We wish you all a Magical and Merry season filled with hope for the future and good health, above all else.
Fran Duthie / President
A powerful documentary about extraordinary people who go to incredible lengths to save elephants & rhinos now available on Netflix in Canada on December 24th @Netflix_CA
The Last Animals is a story about an extraordinary group of people who go to all lengths to save the planet’s last animals. The documentary follows the conservationists, scientists and activists battling poachers and criminal networks to protect elephants and rhinos. From Africa’s front lines to behind the scenes of Asian markets, the film takes an intense look at the global response to this slaughter and the desperate measures to genetically rescue the Northern White rhinos who are on the edge of extinction.
Kate Brooks is a world-renowned photographer who has chronicled conflict and human rights issues for nearly two decades. She first began working as a photographer in Russia while documenting child abuse in state orphanages. The resulting photographs were published worldwide and used by the Human Rights Watch to campaign for orphans’ rights.
Kate then proceeded to dedicate herself to covering the post 9/11 decade through to the beginning of the Arab Spring; she is widely known for her extensive work across the Middle East and in Pakistan and Afghanistan. Kate’s photographs are regularly published in magazines, such as TIME, Newsweek, The New Yorker and Smithsonian. She also exhibits her work in museums and galleries across the globe.
In 2010 Kate was as a contributing cinematographer on the multiple award-winning documentary The Boxing Girls of Kabul. Her introspective collection of essays and photos In the Light of Darkness: A Photographer’s Journey After 9/11 was selected by PDN as one of 2011’s best photography books. Kate was then awarded a 2012-13 Knight-Wallace Fellowship at the University of Michigan. There she began researching wildlife trafficking and the pan African poaching epidemic for the documentary film The Last Animals. Kate’s drive and passion for this project comes from the fundamental belief that time is running out and that we are at a critical moment in natural history.

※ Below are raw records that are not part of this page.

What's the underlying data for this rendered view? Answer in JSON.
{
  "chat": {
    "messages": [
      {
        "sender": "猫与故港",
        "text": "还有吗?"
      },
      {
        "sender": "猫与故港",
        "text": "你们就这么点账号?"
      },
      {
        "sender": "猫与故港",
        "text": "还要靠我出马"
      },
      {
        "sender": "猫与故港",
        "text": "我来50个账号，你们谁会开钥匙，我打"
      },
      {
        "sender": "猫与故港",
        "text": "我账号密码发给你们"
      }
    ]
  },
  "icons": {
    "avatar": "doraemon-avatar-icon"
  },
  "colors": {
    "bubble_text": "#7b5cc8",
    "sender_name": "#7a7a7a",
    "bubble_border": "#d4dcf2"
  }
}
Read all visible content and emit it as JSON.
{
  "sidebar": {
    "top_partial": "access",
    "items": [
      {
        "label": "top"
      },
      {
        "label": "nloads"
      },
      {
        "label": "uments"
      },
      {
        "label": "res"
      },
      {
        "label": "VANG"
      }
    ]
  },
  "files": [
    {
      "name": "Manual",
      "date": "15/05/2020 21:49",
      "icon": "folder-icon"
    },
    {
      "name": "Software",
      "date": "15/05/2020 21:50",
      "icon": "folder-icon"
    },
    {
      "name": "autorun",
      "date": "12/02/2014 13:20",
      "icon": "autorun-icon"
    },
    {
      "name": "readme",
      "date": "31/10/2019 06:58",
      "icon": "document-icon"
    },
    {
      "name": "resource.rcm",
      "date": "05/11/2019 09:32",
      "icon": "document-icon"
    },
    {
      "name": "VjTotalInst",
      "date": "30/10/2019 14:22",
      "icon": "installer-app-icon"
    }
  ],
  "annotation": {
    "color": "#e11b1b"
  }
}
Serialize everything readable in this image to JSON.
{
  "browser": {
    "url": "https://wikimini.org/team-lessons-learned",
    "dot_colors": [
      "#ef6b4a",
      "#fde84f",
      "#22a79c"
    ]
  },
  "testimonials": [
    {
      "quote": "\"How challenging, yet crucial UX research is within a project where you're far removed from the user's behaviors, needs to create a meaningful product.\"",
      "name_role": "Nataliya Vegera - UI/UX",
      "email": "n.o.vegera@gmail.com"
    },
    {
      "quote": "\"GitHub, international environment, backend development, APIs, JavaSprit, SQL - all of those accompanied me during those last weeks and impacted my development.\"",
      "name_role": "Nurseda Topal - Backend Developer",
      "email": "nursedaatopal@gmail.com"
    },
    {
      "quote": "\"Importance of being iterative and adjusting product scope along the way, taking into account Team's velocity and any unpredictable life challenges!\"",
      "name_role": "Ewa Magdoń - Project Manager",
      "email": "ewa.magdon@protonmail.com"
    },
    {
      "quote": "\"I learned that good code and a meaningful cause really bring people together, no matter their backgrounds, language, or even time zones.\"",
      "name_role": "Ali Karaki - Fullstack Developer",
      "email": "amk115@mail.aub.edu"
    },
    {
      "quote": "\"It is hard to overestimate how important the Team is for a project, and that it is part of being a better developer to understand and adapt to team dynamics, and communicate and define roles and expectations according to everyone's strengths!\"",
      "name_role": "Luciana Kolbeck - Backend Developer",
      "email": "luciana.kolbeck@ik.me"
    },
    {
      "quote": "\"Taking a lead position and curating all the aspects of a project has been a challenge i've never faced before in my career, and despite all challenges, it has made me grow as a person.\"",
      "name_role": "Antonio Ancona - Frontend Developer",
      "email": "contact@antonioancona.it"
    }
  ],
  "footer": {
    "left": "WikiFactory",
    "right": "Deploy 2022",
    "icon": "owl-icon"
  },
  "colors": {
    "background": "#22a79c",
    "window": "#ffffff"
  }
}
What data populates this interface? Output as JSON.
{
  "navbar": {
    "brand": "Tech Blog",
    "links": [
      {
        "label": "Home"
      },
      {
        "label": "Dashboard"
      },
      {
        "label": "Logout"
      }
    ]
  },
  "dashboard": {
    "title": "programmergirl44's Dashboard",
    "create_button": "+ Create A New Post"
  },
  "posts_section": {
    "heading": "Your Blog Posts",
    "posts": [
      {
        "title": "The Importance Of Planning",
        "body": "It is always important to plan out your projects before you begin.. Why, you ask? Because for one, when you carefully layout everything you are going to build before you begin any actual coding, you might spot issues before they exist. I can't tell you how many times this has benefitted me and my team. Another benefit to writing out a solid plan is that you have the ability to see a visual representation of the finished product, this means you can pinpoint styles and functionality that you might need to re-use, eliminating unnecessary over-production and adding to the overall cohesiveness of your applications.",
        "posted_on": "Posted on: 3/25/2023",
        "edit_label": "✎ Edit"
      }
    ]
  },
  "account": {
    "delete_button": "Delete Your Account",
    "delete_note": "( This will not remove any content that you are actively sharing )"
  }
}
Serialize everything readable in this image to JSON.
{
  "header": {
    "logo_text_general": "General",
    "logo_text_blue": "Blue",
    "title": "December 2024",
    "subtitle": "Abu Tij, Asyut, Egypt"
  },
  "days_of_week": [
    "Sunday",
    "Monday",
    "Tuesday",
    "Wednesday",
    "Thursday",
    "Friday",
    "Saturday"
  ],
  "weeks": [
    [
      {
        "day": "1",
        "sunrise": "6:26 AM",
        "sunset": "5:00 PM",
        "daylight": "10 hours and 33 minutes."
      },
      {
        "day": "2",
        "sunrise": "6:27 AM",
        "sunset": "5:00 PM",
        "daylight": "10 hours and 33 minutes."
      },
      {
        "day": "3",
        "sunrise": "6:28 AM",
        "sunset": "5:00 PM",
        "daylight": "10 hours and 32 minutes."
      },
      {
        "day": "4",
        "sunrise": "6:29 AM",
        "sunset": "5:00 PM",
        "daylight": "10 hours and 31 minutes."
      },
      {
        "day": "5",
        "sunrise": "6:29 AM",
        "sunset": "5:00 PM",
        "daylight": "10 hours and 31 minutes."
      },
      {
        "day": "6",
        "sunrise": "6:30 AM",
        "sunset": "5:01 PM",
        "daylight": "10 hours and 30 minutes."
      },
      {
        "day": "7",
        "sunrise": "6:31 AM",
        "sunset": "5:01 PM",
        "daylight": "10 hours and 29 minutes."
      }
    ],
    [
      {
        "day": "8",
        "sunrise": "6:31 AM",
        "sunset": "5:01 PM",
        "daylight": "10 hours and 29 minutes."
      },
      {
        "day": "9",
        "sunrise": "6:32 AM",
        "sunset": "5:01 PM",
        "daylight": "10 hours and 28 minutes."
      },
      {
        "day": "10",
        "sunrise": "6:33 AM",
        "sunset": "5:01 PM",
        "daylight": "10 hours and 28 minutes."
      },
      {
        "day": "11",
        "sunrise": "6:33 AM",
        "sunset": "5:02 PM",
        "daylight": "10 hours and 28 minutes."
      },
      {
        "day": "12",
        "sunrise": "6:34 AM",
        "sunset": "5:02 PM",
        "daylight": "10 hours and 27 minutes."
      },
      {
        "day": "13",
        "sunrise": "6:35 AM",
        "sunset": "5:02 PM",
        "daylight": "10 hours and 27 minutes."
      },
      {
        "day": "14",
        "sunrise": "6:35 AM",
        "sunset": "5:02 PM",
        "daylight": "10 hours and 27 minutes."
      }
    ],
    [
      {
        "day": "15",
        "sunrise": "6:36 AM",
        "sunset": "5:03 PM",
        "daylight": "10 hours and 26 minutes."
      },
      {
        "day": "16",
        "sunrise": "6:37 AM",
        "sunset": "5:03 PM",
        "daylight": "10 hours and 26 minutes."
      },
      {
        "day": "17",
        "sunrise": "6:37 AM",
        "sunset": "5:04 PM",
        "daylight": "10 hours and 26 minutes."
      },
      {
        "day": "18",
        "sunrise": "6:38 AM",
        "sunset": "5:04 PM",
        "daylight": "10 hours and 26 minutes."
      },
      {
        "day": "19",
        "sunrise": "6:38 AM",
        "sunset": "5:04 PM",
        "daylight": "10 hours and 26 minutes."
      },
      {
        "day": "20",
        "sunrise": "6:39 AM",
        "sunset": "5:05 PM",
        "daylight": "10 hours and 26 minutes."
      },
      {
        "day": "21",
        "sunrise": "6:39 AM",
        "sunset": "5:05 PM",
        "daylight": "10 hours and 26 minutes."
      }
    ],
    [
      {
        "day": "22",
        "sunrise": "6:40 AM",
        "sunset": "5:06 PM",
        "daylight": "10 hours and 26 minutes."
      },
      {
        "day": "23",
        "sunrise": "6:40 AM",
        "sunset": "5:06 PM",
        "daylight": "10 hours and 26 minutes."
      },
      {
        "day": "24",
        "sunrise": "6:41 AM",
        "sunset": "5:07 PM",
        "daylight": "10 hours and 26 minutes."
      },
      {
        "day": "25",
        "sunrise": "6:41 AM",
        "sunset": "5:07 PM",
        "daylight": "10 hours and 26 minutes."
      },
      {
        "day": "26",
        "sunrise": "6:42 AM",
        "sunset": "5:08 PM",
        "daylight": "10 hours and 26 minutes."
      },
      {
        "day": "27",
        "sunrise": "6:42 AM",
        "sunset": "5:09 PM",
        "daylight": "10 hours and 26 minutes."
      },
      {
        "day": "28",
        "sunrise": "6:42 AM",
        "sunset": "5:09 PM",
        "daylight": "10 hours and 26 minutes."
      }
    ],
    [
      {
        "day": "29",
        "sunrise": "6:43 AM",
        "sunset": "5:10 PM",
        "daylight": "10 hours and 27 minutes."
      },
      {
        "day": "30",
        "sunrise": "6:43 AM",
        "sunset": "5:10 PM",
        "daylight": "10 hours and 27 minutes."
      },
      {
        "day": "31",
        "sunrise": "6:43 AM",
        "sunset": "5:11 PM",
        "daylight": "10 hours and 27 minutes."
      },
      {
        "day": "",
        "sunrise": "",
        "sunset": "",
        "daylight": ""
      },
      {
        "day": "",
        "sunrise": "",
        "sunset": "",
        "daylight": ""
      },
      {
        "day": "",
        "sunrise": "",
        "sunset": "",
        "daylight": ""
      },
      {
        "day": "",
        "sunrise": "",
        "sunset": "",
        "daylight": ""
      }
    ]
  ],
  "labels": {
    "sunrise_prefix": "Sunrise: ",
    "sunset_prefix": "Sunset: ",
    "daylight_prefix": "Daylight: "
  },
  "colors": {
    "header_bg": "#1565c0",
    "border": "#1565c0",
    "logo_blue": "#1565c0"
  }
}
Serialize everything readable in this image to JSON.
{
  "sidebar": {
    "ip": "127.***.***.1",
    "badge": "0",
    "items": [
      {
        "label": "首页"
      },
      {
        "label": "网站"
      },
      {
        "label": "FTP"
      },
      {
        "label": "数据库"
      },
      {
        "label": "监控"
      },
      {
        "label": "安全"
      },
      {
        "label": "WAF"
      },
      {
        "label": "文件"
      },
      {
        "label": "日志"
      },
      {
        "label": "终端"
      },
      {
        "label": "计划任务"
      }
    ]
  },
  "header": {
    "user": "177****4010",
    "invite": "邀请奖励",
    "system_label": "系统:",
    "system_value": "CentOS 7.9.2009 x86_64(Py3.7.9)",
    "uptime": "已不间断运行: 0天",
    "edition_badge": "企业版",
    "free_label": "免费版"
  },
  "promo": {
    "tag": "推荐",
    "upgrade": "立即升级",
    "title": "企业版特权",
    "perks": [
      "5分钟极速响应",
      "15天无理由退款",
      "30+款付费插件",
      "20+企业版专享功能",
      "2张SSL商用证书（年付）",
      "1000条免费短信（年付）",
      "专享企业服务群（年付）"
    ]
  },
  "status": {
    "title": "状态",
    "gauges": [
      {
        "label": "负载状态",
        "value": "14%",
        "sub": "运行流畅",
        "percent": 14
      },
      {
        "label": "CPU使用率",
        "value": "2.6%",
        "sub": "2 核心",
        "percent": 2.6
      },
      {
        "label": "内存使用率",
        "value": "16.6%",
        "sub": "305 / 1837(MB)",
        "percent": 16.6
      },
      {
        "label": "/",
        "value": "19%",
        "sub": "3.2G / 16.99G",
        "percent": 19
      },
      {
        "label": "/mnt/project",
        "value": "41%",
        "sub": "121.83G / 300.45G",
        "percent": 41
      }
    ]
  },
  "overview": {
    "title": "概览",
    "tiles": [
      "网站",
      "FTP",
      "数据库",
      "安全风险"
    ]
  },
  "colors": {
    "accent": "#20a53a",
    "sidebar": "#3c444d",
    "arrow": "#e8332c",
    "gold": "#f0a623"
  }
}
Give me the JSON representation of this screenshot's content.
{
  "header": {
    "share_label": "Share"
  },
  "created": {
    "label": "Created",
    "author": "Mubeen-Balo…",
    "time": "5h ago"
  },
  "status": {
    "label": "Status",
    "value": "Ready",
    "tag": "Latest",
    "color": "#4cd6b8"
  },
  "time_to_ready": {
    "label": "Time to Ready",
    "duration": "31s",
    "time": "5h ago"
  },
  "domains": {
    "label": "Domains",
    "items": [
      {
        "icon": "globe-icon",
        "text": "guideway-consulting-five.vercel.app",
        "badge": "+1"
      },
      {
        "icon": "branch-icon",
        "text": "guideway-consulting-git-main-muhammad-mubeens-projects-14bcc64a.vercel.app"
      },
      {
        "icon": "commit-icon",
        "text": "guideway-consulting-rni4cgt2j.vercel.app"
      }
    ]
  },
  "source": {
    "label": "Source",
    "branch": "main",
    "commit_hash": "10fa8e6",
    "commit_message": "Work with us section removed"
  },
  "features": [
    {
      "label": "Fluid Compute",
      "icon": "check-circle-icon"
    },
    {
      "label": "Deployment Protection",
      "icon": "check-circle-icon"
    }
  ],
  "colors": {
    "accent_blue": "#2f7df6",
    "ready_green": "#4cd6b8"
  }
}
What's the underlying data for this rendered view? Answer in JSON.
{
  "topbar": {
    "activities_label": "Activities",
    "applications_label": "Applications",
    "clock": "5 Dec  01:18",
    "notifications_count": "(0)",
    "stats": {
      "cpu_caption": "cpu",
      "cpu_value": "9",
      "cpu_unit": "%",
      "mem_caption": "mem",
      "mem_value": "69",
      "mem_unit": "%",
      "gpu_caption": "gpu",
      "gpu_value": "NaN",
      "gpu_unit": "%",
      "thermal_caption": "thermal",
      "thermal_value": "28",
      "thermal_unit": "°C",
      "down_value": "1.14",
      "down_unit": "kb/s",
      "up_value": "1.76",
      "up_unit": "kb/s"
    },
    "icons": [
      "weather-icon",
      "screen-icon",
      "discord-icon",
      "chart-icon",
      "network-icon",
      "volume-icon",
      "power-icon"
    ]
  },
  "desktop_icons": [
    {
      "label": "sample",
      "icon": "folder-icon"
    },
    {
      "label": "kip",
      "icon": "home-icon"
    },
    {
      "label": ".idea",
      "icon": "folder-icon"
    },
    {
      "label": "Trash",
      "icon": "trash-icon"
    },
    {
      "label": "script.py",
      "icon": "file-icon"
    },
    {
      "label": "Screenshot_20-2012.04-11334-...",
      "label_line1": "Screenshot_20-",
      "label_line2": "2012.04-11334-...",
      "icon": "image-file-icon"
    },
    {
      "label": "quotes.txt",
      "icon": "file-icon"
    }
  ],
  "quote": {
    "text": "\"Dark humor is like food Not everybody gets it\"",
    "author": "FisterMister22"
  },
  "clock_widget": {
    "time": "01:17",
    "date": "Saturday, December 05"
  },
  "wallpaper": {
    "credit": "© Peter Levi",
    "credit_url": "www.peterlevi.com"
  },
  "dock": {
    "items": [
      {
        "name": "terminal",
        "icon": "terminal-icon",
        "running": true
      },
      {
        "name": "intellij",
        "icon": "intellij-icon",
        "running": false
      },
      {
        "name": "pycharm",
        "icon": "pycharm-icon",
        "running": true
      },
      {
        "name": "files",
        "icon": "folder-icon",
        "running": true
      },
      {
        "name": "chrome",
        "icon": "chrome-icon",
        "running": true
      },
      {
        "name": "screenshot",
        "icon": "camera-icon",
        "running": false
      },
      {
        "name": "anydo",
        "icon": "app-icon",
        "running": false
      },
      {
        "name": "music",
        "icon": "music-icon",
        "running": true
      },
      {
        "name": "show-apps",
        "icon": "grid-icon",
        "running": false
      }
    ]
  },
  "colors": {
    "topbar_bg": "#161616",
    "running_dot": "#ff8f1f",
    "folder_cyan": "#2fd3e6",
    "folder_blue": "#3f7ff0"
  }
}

If you haven’t seen this remarkable film yet, please download for purchase through iTunes or rent for your convenience.